Katherine MacAlister asks acclaimed Cambridge Jones about his photography project with 26 great authors — and their heroes — for The Story Museum, Oxford

Philip Pullman was getting over a terrible cold when he arrived at The Story Museum for a photoshoot with famous portrait photographer Cambridge Jones, so probably not in the best of moods. And yet half an hour later there he was brandishing a sword, jumping around, baring his teeth, parrot on shoulder, having a wonderful time, dressed as his favourite book character Long John Silver.

But that’s the joy of The Story Museum’s latest exhibition: it brings out the inner child in all of us, including the country’s favourite children’s authors. Which is how they persuaded 26 of the biggest names in literature to head down to the Oxford museum to highlight its existence.

This is in the main part due to the enormous charisma of Cambridge Jones, photographer to the stars whose success lies as much in putting his characters at ease, as in the startling portraits he produces.

From Al Pacino to P Diddy, Anthony Hopkins to Sharon Osbourne, five prime ministers and The Queen, he’s been there and shot the T-shirt. But what Cambridge has made a forte of is commissions of entire collections and series of portraits, often a year in the making, The Story Museum being his latest project.

Even so, the museum’s vision of photographing famous authors to highlight the completion of its first phase, lacked a vital element in his estimation, “the third dimension” as he puts it: “Photography needs to make people stop in their tracks because otherwise they just namecheck. So I suggested asking the subjects to dress up as their favourite childhood book characters.”

Aided by the RSC and The National Theatre’s costume and make-up departments, even Cambridge Jones wasn’t prepared for the transformations that took place once said authors got into character. “It’s extraordinary to watch people who aren’t necessarily outgoing, even though they are creative geniuses, inhabit these characters. By going back to their childhoods they just melted. Without exception they were all brilliant. It’s an amazing collection,” he says proudly.

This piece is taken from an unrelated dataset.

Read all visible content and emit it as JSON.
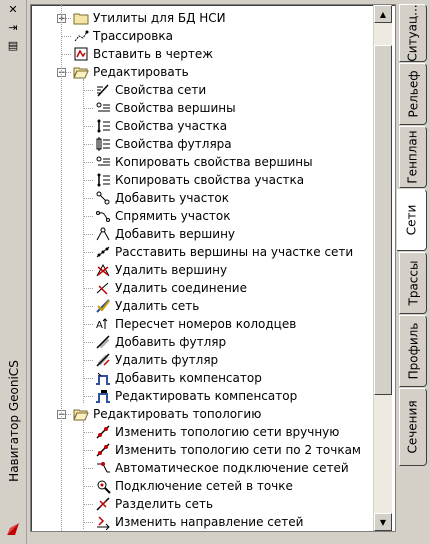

“What was even more heart-warming was they all gave their time so readily, which I found profoundly refreshing, because they were all moved by the idea of this museum that encourages and explains stories and brings them to life,” he says.

Cambridge photographed 26 authors in total, one for each letter of the alphabet, and interviewed each one in turn. These intimate insights will then be used as part of the interactive side of the exhibition, each character inhabiting a dedicated room in the unfinished museum, which, as of April, you will be able to witness. So prepare for Pullman waving his crutch about, Michael Morpurgo chained up in a cellar, Malorie Blackman cackling like a witch and Neil Gaiman complete with Badger’s sideburns.

The interviews will then be conducted again, live, by Cambridge over the next few months, the first being Charlie Higson at the Oxford Playhouse in May. So is Cambridge comfortable in his latest role of conversationalist? “Well, we’ve already broken the ice,” the 46-year-old says cheerfully, “so I just have to make sure I ask the right questions for them to reveal themselves.”

And yet he’s somewhat of a story-teller himself, albeit in a photographic sense. “I suppose what I do is storytelling because if you’re going to take a good portrait it needs to tell you something about the subject. I have to know their story and capture it. So interviewing people has always inadvertently been part of the process to find out what makes them tick, even if we talk about music or the art on the wall.

“I’ve learnt that if you start with ‘Oh I loved your last film’ they immediately go into professional mode and get self conscious and you can’t get near them, so it’s about trying to find that inner person by just chatting away. It’s a huge test but that’s the heart of a good portrait, So if I do my job well they don’t even feel like I’m doing a portrait, its more of an interaction,” he explains.

“I’m not there to get their autograph but to get the best picture I can, so in a way we are on the same level for a while. And that way you get the best of them. But then it’s probably best not to analyse what works too much.”

As is evident, in terms of Cambridge’s extensive and impressive portfolio, the 46 year-old has never been more in demand, and although now based in London, the former Oxfordian works a lot in Nashville and LA. So has he peaked yet?

“Oh absolutely,” he laughs. “I was invited to exhibit in Moscow which was certainly the highlight of my career and I will now forever be on a downward spiral. It was my ‘greatest hits’ so I showed about 40 portraits of prime ministers, models and actors in Red Square, people the Russians would know. It was insane and very James Bond. We were all flown out. But then photography is much more of an art form out there. The House of Photography is like their version of the Guggenheim.”

And yet however self-deprecating he is, one senses that Cambridge Jones’ Greatest Hits is far from over.

26 Characters at The Story Museum, Pembroke St, Oxford, runs from April 5 – November 2 2014.

Box office on www.ticketsoxford.com. Opening times and more info: www.storymuseum.org.uk
For more information on Cambridge Jones go to www.cambridgejones.com for more details